**TASK REQUIREMENTS:** Below is a set of records; restate each one word for word.

**RECORDS SUPPLIED:**
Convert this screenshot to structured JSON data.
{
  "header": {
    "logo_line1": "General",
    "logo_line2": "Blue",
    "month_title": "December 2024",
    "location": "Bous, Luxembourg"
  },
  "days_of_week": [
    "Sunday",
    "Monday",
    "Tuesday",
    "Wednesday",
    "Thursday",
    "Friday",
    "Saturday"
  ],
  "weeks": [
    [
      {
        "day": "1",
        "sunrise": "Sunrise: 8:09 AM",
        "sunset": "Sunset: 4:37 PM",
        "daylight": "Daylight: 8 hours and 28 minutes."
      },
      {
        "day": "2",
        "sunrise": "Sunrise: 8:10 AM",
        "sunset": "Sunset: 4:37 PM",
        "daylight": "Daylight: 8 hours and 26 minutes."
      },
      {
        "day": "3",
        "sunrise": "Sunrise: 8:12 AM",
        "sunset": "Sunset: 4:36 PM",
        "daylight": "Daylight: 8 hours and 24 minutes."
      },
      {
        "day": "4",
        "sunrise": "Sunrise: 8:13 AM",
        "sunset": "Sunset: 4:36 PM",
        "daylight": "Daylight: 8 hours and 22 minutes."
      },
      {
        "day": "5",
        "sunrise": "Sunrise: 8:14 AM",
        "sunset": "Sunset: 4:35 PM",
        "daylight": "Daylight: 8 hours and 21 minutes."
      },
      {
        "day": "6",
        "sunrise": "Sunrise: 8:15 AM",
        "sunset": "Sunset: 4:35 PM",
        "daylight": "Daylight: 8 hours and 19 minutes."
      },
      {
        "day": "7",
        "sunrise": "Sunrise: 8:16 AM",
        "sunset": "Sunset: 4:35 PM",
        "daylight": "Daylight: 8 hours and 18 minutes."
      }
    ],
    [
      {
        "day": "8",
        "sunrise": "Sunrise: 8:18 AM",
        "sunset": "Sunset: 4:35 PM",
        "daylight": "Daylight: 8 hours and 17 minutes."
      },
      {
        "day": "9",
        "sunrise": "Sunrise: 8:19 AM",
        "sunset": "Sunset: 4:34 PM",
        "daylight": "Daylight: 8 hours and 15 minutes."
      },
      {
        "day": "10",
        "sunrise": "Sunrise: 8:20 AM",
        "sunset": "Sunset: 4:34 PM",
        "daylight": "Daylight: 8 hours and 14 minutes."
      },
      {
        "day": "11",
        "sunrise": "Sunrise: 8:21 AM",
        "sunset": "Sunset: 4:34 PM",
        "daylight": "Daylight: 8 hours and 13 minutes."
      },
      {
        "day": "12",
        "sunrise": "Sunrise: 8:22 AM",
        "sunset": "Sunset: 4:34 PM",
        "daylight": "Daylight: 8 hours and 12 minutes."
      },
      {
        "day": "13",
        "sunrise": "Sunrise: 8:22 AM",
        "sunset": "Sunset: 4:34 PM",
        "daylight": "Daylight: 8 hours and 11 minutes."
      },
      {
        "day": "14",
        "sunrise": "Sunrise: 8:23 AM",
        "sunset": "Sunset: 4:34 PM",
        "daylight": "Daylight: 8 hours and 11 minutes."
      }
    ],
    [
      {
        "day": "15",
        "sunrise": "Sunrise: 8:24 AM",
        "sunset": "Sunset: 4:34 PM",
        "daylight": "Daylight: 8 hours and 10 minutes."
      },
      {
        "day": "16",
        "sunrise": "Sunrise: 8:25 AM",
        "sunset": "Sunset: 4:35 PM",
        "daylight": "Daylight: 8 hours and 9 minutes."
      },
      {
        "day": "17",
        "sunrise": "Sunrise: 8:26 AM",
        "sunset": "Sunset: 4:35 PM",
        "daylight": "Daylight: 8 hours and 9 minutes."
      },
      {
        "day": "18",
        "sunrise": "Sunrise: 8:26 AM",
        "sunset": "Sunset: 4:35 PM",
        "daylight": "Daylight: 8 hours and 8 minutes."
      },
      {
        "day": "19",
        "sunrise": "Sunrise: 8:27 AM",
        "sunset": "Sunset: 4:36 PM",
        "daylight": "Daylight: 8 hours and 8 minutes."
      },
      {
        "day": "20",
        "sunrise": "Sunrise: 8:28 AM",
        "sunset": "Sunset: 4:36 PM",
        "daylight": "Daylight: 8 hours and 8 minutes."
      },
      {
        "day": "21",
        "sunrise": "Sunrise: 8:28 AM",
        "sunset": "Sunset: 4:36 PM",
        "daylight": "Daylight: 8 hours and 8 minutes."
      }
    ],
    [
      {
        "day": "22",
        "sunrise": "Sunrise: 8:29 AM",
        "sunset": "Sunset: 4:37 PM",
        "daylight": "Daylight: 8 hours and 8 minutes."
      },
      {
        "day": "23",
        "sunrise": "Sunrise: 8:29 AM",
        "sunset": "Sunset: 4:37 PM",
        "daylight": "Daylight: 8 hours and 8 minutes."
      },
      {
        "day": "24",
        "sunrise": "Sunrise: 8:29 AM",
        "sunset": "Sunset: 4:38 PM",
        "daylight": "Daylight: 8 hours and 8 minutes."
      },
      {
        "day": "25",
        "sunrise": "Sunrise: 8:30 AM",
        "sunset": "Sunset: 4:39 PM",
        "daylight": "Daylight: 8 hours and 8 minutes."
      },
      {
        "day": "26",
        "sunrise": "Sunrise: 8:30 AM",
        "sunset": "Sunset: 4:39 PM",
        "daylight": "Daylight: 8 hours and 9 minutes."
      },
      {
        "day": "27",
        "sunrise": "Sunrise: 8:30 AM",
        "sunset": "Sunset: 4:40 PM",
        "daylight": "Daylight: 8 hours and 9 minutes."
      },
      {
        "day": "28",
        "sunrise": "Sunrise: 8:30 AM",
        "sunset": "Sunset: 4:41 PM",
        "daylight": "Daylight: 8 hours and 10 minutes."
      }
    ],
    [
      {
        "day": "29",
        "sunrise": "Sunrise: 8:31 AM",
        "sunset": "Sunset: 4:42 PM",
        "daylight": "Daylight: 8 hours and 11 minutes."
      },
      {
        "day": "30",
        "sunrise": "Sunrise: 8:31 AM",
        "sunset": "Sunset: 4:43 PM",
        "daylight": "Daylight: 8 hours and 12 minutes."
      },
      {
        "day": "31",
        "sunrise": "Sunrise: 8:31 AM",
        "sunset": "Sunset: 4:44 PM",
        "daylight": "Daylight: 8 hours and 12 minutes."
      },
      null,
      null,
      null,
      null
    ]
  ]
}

**RESPONSE TO THE EXERCISE:**
Convert this screenshot to structured JSON data.
{
  "header": {
    "logo_line1": "General",
    "logo_line2": "Blue",
    "month_title": "December 2024",
    "location": "Bous, Luxembourg"
  },
  "days_of_week": [
    "Sunday",
    "Monday",
    "Tuesday",
    "Wednesday",
    "Thursday",
    "Friday",
    "Saturday"
  ],
  "weeks": [
    [
      {
        "day": "1",
        "sunrise": "Sunrise: 8:09 AM",
        "sunset": "Sunset: 4:37 PM",
        "daylight": "Daylight: 8 hours and 28 minutes."
      },
      {
        "day": "2",
        "sunrise": "Sunrise: 8:10 AM",
        "sunset": "Sunset: 4:37 PM",
        "daylight": "Daylight: 8 hours and 26 minutes."
      },
      {
        "day": "3",
        "sunrise": "Sunrise: 8:12 AM",
        "sunset": "Sunset: 4:36 PM",
        "daylight": "Daylight: 8 hours and 24 minutes."
      },
      {
        "day": "4",
        "sunrise": "Sunrise: 8:13 AM",
        "sunset": "Sunset: 4:36 PM",
        "daylight": "Daylight: 8 hours and 22 minutes."
      },
      {
        "day": "5",
        "sunrise": "Sunrise: 8:14 AM",
        "sunset": "Sunset: 4:35 PM",
        "daylight": "Daylight: 8 hours and 21 minutes."
      },
      {
        "day": "6",
        "sunrise": "Sunrise: 8:15 AM",
        "sunset": "Sunset: 4:35 PM",
        "daylight": "Daylight: 8 hours and 19 minutes."
      },
      {
        "day": "7",
        "sunrise": "Sunrise: 8:16 AM",
        "sunset": "Sunset: 4:35 PM",
        "daylight": "Daylight: 8 hours and 18 minutes."
      }
    ],
    [
      {
        "day": "8",
        "sunrise": "Sunrise: 8:18 AM",
        "sunset": "Sunset: 4:35 PM",
        "daylight": "Daylight: 8 hours and 17 minutes."
      },
      {
        "day": "9",
        "sunrise": "Sunrise: 8:19 AM",
        "sunset": "Sunset: 4:34 PM",
        "daylight": "Daylight: 8 hours and 15 minutes."
      },
      {
        "day": "10",
        "sunrise": "Sunrise: 8:20 AM",
        "sunset": "Sunset: 4:34 PM",
        "daylight": "Daylight: 8 hours and 14 minutes."
      },
      {
        "day": "11",
        "sunrise": "Sunrise: 8:21 AM",
        "sunset": "Sunset: 4:34 PM",
        "daylight": "Daylight: 8 hours and 13 minutes."
      },
      {
        "day": "12",
        "sunrise": "Sunrise: 8:22 AM",
        "sunset": "Sunset: 4:34 PM",
        "daylight": "Daylight: 8 hours and 12 minutes."
      },
      {
        "day": "13",
        "sunrise": "Sunrise: 8:22 AM",
        "sunset": "Sunset: 4:34 PM",
        "daylight": "Daylight: 8 hours and 11 minutes."
      },
      {
        "day": "14",
        "sunrise": "Sunrise: 8:23 AM",
        "sunset": "Sunset: 4:34 PM",
        "daylight": "Daylight: 8 hours and 11 minutes."
      }
    ],
    [
      {
        "day": "15",
        "sunrise": "Sunrise: 8:24 AM",
        "sunset": "Sunset: 4:34 PM",
        "daylight": "Daylight: 8 hours and 10 minutes."
      },
      {
        "day": "16",
        "sunrise": "Sunrise: 8:25 AM",
        "sunset": "Sunset: 4:35 PM",
        "daylight": "Daylight: 8 hours and 9 minutes."
      },
      {
        "day": "17",
        "sunrise": "Sunrise: 8:26 AM",
        "sunset": "Sunset: 4:35 PM",
        "daylight": "Daylight: 8 hours and 9 minutes."
      },
      {
        "day": "18",
        "sunrise": "Sunrise: 8:26 AM",
        "sunset": "Sunset: 4:35 PM",
        "daylight": "Daylight: 8 hours and 8 minutes."
      },
      {
        "day": "19",
        "sunrise": "Sunrise: 8:27 AM",
        "sunset": "Sunset: 4:36 PM",
        "daylight": "Daylight: 8 hours and 8 minutes."
      },
      {
        "day": "20",
        "sunrise": "Sunrise: 8:28 AM",
        "sunset": "Sunset: 4:36 PM",
        "daylight": "Daylight: 8 hours and 8 minutes."
      },
      {
        "day": "21",
        "sunrise": "Sunrise: 8:28 AM",
        "sunset": "Sunset: 4:36 PM",
        "daylight": "Daylight: 8 hours and 8 minutes."
      }
    ],
    [
      {
        "day": "22",
        "sunrise": "Sunrise: 8:29 AM",
        "sunset": "Sunset: 4:37 PM",
        "daylight": "Daylight: 8 hours and 8 minutes."
      },
      {
        "day": "23",
        "sunrise": "Sunrise: 8:29 AM",
        "sunset": "Sunset: 4:37 PM",
        "daylight": "Daylight: 8 hours and 8 minutes."
      },
      {
        "day": "24",
        "sunrise": "Sunrise: 8:29 AM",
        "sunset": "Sunset: 4:38 PM",
        "daylight": "Daylight: 8 hours and 8 minutes."
      },
      {
        "day": "25",
        "sunrise": "Sunrise: 8:30 AM",
        "sunset": "Sunset: 4:39 PM",
        "daylight": "Daylight: 8 hours and 8 minutes."
      },
      {
        "day": "26",
        "sunrise": "Sunrise: 8:30 AM",
        "sunset": "Sunset: 4:39 PM",
        "daylight": "Daylight: 8 hours and 9 minutes."
      },
      {
        "day": "27",
        "sunrise": "Sunrise: 8:30 AM",
        "sunset": "Sunset: 4:40 PM",
        "daylight": "Daylight: 8 hours and 9 minutes."
      },
      {
        "day": "28",
        "sunrise": "Sunrise: 8:30 AM",
        "sunset": "Sunset: 4:41 PM",
        "daylight": "Daylight: 8 hours and 10 minutes."
      }
    ],
    [
      {
        "day": "29",
        "sunrise": "Sunrise: 8:31 AM",
        "sunset": "Sunset: 4:42 PM",
        "daylight": "Daylight: 8 hours and 11 minutes."
      },
      {
        "day": "30",
        "sunrise": "Sunrise: 8:31 AM",
        "sunset": "Sunset: 4:43 PM",
        "daylight": "Daylight: 8 hours and 12 minutes."
      },
      {
        "day": "31",
        "sunrise": "Sunrise: 8:31 AM",
        "sunset": "Sunset: 4:44 PM",
        "daylight": "Daylight: 8 hours and 12 minutes."
      },
      null,
      null,
      null,
      null
    ]
  ]
}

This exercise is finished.